┌──

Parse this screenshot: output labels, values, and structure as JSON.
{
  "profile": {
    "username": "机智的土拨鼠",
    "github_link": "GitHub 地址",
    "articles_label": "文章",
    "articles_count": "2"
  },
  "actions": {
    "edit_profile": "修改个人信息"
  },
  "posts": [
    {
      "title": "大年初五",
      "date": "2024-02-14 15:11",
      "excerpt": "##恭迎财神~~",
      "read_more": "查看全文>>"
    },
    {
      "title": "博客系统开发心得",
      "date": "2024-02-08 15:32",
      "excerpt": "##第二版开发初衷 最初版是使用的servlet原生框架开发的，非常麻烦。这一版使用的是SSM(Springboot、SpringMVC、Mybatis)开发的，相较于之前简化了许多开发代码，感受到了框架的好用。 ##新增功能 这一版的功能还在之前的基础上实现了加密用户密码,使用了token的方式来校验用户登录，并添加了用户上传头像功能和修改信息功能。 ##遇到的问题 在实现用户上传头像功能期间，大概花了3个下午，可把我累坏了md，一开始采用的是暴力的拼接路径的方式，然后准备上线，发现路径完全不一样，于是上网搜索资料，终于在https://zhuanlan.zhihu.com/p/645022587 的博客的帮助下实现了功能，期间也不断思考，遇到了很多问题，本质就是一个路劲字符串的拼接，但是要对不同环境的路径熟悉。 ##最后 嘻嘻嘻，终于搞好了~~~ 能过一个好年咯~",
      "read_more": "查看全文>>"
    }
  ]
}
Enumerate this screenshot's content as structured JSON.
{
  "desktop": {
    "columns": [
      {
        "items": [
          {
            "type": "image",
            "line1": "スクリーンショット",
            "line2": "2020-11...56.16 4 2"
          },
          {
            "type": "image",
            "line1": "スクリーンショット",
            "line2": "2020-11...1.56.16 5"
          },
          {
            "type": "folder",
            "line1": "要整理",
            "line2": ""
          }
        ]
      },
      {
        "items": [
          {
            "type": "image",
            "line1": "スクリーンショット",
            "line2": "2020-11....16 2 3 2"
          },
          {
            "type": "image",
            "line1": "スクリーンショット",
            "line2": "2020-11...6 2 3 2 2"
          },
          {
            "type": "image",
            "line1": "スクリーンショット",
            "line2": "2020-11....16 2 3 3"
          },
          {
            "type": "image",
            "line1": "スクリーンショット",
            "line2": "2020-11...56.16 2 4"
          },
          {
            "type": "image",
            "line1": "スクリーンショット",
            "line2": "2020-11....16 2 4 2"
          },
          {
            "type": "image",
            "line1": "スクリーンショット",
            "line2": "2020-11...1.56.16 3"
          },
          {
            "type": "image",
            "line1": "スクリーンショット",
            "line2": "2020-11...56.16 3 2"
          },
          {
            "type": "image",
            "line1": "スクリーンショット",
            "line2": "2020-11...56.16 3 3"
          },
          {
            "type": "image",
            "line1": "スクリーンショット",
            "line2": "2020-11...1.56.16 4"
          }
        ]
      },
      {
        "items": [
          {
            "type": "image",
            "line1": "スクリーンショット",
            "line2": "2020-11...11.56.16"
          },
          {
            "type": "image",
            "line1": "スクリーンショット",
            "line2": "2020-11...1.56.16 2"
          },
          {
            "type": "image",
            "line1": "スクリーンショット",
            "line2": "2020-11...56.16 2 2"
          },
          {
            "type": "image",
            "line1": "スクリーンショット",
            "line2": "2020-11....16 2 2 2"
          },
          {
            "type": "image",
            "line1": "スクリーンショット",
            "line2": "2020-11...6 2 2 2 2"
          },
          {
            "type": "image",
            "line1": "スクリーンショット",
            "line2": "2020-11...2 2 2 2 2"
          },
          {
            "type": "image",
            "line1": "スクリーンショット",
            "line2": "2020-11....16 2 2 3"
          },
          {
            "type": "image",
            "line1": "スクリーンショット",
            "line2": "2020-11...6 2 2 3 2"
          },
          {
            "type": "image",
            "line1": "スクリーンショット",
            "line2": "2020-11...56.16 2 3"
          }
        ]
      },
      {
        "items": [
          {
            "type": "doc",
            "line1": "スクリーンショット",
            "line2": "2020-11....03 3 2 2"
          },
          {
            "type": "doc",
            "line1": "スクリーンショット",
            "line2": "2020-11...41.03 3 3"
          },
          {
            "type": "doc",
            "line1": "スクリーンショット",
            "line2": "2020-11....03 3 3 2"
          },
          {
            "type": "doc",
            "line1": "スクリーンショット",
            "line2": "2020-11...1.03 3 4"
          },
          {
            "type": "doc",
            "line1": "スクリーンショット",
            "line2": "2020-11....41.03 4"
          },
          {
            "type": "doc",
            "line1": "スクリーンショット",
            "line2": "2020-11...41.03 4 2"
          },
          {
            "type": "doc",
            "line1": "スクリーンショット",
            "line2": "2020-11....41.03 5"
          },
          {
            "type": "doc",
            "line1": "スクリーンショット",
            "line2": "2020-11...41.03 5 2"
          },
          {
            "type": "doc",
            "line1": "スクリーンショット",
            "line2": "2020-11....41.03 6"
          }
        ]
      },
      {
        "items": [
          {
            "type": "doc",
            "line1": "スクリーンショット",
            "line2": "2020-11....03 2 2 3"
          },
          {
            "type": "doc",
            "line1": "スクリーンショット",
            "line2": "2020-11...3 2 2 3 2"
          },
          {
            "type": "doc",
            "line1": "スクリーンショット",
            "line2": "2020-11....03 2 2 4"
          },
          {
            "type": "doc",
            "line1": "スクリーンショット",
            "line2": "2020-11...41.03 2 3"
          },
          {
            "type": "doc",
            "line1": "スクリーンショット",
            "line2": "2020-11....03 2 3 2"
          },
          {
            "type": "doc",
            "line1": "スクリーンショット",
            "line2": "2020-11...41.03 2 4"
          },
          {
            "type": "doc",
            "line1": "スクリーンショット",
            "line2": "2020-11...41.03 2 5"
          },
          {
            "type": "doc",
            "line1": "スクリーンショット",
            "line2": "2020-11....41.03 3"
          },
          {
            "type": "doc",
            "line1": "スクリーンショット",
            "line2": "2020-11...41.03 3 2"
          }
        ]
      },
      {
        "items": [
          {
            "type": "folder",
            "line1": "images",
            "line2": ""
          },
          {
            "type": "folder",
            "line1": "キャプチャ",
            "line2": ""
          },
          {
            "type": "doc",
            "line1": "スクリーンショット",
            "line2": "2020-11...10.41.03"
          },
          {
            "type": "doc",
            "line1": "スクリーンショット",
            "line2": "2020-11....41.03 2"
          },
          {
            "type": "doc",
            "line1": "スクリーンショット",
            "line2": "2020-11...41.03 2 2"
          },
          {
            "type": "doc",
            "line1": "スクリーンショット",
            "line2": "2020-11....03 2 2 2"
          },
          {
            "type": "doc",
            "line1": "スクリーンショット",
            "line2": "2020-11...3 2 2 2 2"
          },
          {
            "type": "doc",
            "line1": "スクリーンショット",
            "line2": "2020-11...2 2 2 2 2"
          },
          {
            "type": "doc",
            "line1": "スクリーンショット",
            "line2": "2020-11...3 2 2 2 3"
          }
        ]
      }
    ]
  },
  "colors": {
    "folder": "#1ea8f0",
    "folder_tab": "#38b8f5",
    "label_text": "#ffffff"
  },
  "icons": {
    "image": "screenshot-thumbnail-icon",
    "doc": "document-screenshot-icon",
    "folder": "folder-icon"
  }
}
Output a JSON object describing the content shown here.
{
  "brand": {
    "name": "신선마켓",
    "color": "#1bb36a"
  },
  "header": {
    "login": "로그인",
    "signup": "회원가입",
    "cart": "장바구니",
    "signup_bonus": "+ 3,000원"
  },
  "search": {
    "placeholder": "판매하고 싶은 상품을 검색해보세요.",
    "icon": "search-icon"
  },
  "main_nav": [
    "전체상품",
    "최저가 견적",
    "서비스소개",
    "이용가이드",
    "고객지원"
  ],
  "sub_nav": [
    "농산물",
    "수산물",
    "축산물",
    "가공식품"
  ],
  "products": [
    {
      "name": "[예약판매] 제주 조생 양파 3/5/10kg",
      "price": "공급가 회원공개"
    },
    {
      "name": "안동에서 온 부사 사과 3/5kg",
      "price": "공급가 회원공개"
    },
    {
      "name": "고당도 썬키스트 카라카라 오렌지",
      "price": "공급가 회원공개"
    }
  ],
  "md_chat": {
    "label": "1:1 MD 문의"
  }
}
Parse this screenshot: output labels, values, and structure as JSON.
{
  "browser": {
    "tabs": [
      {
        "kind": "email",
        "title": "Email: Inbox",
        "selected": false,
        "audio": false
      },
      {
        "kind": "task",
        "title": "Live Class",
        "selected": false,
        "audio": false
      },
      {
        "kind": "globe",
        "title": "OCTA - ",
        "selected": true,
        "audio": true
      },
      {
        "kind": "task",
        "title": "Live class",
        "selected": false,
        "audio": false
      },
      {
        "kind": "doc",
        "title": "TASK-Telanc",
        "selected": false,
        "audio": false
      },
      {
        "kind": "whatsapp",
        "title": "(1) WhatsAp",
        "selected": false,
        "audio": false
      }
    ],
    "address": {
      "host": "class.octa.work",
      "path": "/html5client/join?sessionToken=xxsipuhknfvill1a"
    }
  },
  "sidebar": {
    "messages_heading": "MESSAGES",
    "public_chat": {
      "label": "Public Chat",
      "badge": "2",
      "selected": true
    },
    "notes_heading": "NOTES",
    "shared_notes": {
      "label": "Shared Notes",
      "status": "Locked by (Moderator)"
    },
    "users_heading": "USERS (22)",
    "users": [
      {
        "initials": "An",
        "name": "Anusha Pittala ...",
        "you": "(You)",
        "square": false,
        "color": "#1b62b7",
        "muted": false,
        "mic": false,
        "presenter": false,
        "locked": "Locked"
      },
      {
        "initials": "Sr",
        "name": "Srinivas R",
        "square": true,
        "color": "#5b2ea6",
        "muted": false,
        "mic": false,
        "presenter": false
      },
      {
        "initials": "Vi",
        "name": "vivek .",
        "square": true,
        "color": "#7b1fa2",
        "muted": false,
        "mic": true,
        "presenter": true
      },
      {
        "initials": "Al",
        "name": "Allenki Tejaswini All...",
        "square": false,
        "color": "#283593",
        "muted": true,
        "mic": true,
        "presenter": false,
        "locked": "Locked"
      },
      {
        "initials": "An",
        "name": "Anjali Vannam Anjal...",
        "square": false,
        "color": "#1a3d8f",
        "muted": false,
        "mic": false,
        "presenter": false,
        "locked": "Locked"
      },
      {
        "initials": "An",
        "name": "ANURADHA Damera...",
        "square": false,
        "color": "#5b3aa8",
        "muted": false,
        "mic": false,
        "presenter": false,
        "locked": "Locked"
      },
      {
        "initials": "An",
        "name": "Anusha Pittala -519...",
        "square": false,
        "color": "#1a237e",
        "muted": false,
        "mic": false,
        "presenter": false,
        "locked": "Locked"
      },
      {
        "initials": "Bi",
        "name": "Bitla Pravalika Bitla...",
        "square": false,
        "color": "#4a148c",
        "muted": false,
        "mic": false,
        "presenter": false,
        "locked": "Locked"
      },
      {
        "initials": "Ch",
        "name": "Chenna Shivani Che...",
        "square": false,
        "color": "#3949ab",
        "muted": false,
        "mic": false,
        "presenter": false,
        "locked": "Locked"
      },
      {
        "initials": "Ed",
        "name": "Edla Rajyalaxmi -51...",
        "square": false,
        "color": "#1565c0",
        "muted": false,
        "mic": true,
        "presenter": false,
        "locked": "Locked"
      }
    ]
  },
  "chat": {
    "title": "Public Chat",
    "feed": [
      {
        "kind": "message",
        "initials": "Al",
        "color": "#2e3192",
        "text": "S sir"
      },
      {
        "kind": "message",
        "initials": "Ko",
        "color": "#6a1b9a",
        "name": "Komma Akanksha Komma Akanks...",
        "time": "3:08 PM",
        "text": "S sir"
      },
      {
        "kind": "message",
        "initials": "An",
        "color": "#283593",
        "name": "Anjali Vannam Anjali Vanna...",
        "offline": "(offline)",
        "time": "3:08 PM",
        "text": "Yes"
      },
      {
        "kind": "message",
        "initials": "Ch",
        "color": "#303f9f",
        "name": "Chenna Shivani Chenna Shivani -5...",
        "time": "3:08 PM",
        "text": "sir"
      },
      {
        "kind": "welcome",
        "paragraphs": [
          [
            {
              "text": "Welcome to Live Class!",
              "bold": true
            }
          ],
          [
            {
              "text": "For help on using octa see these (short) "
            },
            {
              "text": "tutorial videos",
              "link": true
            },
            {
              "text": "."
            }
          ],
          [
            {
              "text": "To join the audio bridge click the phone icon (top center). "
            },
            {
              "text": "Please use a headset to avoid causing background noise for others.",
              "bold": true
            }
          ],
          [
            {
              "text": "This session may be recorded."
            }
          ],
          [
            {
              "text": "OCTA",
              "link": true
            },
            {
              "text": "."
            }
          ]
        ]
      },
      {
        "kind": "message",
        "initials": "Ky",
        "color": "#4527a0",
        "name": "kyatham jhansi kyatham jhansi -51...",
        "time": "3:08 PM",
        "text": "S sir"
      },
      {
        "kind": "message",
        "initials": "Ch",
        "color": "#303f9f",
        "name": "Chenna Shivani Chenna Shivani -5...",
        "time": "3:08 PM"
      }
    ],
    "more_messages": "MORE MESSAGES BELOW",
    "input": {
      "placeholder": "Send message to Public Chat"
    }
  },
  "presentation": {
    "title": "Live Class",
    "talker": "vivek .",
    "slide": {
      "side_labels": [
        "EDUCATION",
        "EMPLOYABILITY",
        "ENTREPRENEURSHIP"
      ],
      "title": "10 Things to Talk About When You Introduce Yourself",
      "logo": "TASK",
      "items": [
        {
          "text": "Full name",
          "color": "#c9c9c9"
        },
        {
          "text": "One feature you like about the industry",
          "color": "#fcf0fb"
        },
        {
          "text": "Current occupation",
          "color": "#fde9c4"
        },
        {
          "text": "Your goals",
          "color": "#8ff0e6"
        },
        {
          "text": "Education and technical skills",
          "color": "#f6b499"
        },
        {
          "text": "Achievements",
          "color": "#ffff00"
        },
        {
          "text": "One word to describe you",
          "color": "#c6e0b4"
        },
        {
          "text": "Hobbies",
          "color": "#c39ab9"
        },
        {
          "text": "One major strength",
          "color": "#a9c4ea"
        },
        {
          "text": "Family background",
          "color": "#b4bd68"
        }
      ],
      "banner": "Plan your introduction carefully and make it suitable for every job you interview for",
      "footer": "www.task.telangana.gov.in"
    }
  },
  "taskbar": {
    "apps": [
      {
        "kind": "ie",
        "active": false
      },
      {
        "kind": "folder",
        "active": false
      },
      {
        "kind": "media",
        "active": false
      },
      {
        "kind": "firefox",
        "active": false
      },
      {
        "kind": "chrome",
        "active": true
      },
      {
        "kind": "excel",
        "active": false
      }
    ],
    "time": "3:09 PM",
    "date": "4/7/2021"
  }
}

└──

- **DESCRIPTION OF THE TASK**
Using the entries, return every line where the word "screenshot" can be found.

- **OUTPUT OF THE TASK**
Parse this screenshot: output labels, values, and structure as JSON.
Enumerate this screenshot's content as structured JSON.
    "image": "screenshot-thumbnail-icon",
    "doc": "document-screenshot-icon",
Parse this screenshot: output labels, values, and structure as JSON.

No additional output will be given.